Moreover, contrast a concert at Slane with a concert for a similar size at Croke Park. I live near Croker and, while it takes a little longer for the stadium to clear out after a concert than a GAA game, the systems are in place from weekly matches to make sure you don’t get problems like Oasis at Slane.
However, Lord Henry Mount Charles, MCD Concerts and all the other agencies who are involved in putting on events at Slane Castle have been doing this long enough to forsee such problems and make sure they don’t arise. After all, that’s what event management plans and event consultants are for – the latter put together the former plans which are supposed to take into account problems which arose at previous gigs at the venue, the profile of the crowd at the venue (you’d have a different plan in place for an Oasis show than you have for a Take That show) and other events around the gig (for instance, if there was a big sports event happening that day).

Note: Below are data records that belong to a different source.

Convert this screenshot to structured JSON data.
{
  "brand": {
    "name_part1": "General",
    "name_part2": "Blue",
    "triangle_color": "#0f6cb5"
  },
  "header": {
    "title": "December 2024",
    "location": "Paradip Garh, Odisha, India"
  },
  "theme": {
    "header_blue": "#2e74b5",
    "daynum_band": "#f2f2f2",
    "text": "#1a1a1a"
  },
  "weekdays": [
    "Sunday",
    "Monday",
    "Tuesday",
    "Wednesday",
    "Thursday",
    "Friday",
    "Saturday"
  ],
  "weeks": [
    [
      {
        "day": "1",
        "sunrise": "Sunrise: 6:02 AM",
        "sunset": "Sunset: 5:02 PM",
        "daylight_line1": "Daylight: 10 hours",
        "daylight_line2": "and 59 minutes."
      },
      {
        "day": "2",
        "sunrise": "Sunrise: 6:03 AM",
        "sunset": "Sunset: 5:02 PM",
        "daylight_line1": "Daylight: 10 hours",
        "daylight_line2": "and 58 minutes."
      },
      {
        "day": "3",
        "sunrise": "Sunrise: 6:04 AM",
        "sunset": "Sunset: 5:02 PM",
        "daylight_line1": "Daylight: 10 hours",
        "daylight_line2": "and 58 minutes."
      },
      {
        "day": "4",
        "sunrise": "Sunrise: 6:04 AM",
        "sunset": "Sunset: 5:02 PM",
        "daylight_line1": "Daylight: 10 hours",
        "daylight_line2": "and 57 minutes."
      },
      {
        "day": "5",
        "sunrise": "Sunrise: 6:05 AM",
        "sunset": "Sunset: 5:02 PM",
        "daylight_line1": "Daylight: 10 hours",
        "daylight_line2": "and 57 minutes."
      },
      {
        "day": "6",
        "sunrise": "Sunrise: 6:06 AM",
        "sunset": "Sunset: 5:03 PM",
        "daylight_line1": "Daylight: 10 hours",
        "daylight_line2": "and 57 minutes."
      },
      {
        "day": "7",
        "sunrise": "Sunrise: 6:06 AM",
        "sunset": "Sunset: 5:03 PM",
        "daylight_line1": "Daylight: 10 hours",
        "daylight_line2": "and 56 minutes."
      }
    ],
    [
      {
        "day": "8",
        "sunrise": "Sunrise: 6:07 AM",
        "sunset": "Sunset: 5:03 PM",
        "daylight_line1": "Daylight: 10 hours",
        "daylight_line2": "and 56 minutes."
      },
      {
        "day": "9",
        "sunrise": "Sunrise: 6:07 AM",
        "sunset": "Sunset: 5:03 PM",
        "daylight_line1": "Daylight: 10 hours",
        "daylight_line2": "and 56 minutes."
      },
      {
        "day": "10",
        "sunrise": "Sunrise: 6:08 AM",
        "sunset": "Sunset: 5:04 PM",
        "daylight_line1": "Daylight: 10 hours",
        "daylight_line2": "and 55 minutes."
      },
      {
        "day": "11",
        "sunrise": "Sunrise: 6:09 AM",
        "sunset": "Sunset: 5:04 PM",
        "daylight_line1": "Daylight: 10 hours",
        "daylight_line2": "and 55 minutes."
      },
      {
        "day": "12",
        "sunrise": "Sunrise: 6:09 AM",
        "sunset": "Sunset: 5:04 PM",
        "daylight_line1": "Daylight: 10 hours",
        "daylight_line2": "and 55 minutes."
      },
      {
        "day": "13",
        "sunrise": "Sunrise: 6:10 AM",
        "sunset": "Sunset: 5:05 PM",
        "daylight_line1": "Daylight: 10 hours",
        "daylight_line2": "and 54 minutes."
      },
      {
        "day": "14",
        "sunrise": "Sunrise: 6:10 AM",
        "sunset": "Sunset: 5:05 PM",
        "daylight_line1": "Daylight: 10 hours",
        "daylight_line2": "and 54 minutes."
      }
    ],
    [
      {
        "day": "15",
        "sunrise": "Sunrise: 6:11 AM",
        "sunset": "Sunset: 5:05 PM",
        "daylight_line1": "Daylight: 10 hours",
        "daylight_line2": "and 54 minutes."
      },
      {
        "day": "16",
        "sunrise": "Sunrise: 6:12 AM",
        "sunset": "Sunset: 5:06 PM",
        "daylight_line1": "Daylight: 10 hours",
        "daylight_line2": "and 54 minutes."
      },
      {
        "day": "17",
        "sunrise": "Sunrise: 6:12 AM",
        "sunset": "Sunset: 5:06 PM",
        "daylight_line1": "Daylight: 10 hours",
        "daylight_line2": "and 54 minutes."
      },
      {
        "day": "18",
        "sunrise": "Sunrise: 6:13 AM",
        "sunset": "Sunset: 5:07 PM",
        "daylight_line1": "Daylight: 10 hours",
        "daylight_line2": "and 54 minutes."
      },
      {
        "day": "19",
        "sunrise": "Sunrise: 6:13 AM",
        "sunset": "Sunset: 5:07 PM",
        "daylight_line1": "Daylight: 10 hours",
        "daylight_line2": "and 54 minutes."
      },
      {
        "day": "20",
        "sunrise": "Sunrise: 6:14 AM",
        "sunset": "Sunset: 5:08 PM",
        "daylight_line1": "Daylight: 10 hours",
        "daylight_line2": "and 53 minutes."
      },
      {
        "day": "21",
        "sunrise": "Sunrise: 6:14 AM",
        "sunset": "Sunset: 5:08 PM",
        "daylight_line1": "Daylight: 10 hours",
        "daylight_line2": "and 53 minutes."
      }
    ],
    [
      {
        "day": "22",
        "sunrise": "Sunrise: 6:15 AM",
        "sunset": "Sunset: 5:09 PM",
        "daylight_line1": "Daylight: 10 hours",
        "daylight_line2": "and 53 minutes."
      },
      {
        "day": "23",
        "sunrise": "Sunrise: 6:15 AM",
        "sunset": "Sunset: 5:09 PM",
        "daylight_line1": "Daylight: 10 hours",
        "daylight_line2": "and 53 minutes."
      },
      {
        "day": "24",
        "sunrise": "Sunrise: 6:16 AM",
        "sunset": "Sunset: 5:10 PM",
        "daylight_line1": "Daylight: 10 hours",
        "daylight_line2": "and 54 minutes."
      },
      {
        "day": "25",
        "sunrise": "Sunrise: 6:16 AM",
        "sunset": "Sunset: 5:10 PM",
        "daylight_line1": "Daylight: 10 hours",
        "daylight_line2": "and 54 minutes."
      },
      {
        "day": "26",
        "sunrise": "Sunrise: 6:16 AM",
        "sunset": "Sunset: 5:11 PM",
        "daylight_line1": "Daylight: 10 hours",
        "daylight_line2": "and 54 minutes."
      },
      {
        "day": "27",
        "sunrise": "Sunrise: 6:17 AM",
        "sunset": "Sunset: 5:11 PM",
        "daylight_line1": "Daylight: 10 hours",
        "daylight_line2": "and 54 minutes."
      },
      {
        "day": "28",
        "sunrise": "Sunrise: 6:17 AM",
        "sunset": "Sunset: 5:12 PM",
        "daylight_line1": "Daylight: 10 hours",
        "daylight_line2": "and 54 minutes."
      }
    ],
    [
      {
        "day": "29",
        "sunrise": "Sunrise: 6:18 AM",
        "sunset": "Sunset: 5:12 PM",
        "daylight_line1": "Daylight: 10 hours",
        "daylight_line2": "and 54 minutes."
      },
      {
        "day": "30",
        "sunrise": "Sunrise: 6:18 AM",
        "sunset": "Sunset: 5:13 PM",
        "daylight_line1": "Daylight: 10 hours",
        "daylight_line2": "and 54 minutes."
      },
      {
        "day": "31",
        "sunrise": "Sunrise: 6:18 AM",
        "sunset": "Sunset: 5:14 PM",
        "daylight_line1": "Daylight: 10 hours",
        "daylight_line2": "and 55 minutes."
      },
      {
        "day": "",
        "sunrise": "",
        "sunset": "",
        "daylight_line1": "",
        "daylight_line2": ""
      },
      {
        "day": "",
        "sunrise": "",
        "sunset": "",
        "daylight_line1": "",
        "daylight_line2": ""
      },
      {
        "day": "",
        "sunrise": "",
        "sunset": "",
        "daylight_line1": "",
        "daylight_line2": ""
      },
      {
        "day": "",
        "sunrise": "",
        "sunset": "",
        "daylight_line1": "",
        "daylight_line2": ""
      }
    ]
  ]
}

Such plans may not stop problems developing, but they sure as hell should be able to ensure that problems from previous years do not re-occur. And those problems are simply not going to go away if you avoid or ignore the legitimate concerns and issues of angry, paying customers.